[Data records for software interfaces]
= = = = =
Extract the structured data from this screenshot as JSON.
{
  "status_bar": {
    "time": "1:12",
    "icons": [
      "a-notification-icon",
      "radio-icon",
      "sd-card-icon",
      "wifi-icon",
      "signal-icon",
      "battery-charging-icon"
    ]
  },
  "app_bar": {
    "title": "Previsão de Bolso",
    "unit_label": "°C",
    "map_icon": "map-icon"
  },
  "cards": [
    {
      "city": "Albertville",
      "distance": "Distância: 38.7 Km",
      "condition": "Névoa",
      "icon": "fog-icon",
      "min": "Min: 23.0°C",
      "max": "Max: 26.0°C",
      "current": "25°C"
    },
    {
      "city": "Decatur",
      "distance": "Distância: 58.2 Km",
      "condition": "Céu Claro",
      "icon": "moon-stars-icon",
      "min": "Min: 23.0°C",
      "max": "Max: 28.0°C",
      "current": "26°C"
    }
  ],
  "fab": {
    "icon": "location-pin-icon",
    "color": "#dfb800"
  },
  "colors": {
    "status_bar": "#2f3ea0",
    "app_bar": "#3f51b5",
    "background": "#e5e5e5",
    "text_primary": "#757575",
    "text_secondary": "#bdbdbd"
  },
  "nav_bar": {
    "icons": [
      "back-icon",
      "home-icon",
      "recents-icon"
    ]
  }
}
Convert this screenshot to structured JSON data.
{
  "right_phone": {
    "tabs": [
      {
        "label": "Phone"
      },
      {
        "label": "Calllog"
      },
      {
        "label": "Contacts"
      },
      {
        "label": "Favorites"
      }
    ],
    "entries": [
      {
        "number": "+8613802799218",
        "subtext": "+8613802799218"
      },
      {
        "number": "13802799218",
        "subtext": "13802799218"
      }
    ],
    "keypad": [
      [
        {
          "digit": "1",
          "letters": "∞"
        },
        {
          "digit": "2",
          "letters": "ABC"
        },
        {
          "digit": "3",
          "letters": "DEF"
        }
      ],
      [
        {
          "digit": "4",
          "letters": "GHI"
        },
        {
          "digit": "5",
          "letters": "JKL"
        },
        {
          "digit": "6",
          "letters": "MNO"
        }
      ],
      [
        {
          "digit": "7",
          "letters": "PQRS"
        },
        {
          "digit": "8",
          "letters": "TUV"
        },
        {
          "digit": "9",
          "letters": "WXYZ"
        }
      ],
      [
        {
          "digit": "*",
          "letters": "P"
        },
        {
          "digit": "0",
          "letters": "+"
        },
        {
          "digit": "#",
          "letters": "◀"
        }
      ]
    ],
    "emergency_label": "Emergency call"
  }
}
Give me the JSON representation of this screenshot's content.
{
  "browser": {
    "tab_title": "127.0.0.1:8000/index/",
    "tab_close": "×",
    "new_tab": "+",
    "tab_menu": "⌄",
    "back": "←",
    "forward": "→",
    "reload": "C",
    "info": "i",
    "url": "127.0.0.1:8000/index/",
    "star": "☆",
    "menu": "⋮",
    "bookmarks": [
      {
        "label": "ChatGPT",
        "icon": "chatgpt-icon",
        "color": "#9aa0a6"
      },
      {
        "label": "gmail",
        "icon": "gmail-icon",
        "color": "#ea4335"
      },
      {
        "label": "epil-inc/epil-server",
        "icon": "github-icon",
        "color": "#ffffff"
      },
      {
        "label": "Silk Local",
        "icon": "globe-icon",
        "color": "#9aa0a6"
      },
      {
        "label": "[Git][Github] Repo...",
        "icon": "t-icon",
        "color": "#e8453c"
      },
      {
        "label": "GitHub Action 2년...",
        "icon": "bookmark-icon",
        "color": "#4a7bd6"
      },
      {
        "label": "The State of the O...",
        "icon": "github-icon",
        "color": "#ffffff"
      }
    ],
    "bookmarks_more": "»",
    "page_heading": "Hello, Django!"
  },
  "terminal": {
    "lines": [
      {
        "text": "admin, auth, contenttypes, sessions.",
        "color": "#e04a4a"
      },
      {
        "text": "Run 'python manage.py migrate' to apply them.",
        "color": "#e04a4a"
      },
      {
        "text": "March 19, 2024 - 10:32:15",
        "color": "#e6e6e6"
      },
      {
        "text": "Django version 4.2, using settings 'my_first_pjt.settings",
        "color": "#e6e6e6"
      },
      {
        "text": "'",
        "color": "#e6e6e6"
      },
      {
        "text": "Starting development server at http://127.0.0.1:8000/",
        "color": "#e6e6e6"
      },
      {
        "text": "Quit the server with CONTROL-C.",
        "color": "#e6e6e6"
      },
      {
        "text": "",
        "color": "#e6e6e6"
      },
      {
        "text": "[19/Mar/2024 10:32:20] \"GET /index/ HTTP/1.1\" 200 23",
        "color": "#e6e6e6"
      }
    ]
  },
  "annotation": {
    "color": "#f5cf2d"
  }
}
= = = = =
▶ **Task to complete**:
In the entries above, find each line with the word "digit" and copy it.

▶ **Final answer**:
          "digit": "1",
          "digit": "2",
          "digit": "3",
          "digit": "4",
          "digit": "5",
          "digit": "6",
          "digit": "7",
          "digit": "8",
          "digit": "9",
          "digit": "*",
          "digit": "0",
          "digit": "#",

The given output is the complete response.